* _What to do_: Look through the data below and count each line where the word "true" appears. Reply with the count alone.
── Supplied material ──
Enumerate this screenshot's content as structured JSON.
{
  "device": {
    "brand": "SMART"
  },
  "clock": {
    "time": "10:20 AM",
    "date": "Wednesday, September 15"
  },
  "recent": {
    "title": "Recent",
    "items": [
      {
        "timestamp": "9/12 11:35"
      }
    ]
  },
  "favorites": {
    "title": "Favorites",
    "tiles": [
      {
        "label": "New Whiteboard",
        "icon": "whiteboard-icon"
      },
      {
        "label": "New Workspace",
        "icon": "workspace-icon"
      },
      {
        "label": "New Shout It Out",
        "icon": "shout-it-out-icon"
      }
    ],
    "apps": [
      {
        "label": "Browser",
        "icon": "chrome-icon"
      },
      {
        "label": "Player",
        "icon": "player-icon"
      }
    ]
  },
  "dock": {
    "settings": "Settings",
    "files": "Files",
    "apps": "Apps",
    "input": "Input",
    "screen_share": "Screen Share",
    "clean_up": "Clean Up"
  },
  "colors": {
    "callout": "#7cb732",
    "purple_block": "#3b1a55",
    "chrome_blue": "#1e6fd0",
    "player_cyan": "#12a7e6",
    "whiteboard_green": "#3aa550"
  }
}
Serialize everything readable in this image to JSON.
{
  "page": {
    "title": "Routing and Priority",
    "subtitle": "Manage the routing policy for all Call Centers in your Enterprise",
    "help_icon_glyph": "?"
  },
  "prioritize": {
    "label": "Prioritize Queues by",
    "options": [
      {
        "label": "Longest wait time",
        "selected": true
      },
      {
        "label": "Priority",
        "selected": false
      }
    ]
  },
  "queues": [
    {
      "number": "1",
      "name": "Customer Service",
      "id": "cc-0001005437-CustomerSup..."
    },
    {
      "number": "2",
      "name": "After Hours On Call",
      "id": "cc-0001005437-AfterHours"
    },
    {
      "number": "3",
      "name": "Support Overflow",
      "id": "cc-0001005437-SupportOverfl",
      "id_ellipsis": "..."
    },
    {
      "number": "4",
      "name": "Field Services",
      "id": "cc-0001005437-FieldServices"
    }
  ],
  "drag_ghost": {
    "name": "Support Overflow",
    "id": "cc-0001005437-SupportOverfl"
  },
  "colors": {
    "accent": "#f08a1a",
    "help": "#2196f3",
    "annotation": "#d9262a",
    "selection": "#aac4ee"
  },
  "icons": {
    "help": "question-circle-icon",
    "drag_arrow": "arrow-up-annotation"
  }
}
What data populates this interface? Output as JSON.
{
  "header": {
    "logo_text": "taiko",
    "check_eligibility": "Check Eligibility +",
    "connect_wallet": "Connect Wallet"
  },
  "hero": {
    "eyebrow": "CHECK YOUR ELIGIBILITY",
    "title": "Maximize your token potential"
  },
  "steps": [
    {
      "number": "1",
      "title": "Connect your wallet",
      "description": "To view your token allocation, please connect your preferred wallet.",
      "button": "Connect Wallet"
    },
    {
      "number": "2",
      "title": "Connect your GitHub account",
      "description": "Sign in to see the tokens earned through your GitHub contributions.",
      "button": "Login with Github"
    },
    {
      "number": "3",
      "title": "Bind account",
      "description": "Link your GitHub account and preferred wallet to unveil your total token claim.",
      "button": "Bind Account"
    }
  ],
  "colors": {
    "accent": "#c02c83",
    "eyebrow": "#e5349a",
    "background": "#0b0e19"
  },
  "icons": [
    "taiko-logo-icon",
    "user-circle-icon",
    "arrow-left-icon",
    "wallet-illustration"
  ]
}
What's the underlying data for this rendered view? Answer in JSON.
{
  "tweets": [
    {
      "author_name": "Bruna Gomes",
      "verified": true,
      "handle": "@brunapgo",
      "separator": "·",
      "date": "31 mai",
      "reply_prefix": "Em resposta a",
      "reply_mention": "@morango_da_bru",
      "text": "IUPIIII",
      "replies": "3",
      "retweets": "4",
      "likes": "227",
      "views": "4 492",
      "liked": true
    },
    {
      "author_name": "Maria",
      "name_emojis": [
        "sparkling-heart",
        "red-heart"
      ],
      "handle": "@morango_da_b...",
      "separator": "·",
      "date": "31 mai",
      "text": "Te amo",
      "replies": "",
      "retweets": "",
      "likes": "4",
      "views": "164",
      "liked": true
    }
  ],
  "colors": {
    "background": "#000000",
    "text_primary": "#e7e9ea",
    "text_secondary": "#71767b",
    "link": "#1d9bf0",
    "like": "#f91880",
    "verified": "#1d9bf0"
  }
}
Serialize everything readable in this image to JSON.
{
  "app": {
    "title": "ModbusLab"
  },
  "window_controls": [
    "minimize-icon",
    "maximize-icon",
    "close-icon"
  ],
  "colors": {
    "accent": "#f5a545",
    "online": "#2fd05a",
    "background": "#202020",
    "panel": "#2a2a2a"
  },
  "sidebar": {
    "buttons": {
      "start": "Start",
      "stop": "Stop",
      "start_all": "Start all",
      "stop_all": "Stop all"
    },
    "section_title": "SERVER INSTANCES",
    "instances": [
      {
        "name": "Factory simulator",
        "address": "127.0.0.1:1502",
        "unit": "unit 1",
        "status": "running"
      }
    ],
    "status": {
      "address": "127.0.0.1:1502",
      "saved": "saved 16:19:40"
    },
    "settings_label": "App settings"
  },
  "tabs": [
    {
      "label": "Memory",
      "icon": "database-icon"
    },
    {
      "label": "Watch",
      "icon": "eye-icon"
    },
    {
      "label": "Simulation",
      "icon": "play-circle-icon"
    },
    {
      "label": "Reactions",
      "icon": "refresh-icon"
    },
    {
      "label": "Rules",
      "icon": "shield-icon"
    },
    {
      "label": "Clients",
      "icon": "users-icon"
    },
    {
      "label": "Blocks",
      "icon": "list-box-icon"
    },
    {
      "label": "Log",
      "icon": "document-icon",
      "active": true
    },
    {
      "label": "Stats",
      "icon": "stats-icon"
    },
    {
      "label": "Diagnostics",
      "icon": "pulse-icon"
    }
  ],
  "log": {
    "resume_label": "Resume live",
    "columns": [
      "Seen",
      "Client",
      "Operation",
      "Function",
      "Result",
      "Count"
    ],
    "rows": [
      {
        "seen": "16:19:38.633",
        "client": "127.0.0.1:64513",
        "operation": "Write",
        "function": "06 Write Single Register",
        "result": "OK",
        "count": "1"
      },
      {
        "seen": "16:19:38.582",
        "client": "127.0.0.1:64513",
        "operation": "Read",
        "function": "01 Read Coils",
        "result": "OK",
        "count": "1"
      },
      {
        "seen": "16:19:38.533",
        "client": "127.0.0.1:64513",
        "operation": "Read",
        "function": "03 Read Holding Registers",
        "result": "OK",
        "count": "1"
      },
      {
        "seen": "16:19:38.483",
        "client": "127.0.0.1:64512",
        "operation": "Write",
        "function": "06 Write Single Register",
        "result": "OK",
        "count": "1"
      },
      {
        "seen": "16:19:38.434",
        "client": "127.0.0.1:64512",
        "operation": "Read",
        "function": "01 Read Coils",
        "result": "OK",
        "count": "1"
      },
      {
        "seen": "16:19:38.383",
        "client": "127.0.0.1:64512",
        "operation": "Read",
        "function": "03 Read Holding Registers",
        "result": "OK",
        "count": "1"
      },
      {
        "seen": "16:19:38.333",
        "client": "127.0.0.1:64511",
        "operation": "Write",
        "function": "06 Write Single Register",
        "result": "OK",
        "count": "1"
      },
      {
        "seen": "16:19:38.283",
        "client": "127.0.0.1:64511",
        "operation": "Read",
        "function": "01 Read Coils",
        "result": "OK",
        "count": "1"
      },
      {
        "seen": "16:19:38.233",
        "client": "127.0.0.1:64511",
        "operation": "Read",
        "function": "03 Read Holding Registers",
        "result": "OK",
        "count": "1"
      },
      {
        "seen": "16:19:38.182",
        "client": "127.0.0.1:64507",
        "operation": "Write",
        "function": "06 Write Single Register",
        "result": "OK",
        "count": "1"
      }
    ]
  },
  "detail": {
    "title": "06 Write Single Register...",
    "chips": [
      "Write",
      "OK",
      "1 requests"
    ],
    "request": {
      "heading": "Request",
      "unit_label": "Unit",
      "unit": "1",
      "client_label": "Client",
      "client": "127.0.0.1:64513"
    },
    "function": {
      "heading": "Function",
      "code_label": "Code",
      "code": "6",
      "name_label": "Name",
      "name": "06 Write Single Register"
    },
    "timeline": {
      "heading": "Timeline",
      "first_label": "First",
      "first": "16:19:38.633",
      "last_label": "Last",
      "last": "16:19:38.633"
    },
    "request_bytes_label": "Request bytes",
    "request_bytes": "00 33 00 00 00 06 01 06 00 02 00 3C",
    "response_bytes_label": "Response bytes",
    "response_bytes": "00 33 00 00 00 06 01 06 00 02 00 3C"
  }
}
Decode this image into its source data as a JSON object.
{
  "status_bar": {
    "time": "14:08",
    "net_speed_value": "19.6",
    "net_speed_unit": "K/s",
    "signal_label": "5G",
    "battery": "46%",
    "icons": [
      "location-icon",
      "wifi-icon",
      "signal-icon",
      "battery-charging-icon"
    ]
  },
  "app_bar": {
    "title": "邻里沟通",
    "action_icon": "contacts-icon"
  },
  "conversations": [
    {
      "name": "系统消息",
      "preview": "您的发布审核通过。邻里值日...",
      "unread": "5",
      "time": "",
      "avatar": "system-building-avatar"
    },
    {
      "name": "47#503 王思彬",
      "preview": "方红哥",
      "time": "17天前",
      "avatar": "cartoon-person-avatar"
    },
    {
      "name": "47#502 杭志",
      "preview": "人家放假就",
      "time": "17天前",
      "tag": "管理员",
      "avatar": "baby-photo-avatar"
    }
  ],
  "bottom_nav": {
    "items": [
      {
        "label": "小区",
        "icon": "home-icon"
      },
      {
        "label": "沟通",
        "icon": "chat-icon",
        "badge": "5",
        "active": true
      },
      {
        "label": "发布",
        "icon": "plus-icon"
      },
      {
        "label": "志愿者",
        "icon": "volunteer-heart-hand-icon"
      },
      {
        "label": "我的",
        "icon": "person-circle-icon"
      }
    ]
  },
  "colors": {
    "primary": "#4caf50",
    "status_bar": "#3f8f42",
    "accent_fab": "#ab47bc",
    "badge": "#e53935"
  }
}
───
* _Solved exercise_: 6